YOUR GOAL: Repeat the entries below in full, with every character unchanged.

#####

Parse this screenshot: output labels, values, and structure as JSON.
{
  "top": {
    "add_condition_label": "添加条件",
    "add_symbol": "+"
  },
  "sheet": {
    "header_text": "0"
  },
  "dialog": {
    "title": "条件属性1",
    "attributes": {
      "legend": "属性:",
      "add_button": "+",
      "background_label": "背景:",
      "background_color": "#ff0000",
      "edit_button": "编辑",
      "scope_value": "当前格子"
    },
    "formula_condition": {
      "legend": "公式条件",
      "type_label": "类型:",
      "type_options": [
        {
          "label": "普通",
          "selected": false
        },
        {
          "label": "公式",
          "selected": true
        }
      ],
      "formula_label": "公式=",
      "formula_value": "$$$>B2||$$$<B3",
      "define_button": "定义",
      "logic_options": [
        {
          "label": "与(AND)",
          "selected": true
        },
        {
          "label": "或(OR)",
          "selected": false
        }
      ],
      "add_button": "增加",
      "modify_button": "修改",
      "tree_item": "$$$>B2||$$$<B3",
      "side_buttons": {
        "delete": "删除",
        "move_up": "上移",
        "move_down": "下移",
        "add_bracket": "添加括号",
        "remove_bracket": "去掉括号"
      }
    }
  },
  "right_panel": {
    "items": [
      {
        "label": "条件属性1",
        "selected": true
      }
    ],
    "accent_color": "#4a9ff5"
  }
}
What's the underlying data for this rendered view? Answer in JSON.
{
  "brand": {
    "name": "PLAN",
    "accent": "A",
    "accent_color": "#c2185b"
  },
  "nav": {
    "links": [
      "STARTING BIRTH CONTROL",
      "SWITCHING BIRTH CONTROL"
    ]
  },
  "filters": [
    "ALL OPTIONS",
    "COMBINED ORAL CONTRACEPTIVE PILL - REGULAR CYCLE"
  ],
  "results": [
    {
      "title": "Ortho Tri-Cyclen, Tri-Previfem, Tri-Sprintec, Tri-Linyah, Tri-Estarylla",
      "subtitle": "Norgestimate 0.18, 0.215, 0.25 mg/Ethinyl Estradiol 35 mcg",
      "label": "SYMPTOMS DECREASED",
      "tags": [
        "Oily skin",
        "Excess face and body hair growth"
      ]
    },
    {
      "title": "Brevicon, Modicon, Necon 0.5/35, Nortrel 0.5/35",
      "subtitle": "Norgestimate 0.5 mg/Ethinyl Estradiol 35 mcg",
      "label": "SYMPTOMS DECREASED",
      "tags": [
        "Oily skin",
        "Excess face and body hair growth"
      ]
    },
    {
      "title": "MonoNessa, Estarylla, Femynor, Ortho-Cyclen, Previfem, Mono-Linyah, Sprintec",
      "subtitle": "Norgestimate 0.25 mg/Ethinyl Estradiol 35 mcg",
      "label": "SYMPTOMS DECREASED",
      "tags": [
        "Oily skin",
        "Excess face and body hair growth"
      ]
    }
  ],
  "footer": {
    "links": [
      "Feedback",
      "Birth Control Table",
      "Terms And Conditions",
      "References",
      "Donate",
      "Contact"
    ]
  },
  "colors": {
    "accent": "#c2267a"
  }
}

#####

ANSWER SECTION:
Parse this screenshot: output labels, values, and structure as JSON.
{
  "top": {
    "add_condition_label": "添加条件",
    "add_symbol": "+"
  },
  "sheet": {
    "header_text": "0"
  },
  "dialog": {
    "title": "条件属性1",
    "attributes": {
      "legend": "属性:",
      "add_button": "+",
      "background_label": "背景:",
      "background_color": "#ff0000",
      "edit_button": "编辑",
      "scope_value": "当前格子"
    },
    "formula_condition": {
      "legend": "公式条件",
      "type_label": "类型:",
      "type_options": [
        {
          "label": "普通",
          "selected": false
        },
        {
          "label": "公式",
          "selected": true
        }
      ],
      "formula_label": "公式=",
      "formula_value": "$$$>B2||$$$<B3",
      "define_button": "定义",
      "logic_options": [
        {
          "label": "与(AND)",
          "selected": true
        },
        {
          "label": "或(OR)",
          "selected": false
        }
      ],
      "add_button": "增加",
      "modify_button": "修改",
      "tree_item": "$$$>B2||$$$<B3",
      "side_buttons": {
        "delete": "删除",
        "move_up": "上移",
        "move_down": "下移",
        "add_bracket": "添加括号",
        "remove_bracket": "去掉括号"
      }
    }
  },
  "right_panel": {
    "items": [
      {
        "label": "条件属性1",
        "selected": true
      }
    ],
    "accent_color": "#4a9ff5"
  }
}
What's the underlying data for this rendered view? Answer in JSON.
{
  "brand": {
    "name": "PLAN",
    "accent": "A",
    "accent_color": "#c2185b"
  },
  "nav": {
    "links": [
      "STARTING BIRTH CONTROL",
      "SWITCHING BIRTH CONTROL"
    ]
  },
  "filters": [
    "ALL OPTIONS",
    "COMBINED ORAL CONTRACEPTIVE PILL - REGULAR CYCLE"
  ],
  "results": [
    {
      "title": "Ortho Tri-Cyclen, Tri-Previfem, Tri-Sprintec, Tri-Linyah, Tri-Estarylla",
      "subtitle": "Norgestimate 0.18, 0.215, 0.25 mg/Ethinyl Estradiol 35 mcg",
      "label": "SYMPTOMS DECREASED",
      "tags": [
        "Oily skin",
        "Excess face and body hair growth"
      ]
    },
    {
      "title": "Brevicon, Modicon, Necon 0.5/35, Nortrel 0.5/35",
      "subtitle": "Norgestimate 0.5 mg/Ethinyl Estradiol 35 mcg",
      "label": "SYMPTOMS DECREASED",
      "tags": [
        "Oily skin",
        "Excess face and body hair growth"
      ]
    },
    {
      "title": "MonoNessa, Estarylla, Femynor, Ortho-Cyclen, Previfem, Mono-Linyah, Sprintec",
      "subtitle": "Norgestimate 0.25 mg/Ethinyl Estradiol 35 mcg",
      "label": "SYMPTOMS DECREASED",
      "tags": [
        "Oily skin",
        "Excess face and body hair growth"
      ]
    }
  ],
  "footer": {
    "links": [
      "Feedback",
      "Birth Control Table",
      "Terms And Conditions",
      "References",
      "Donate",
      "Contact"
    ]
  },
  "colors": {
    "accent": "#c2267a"
  }
}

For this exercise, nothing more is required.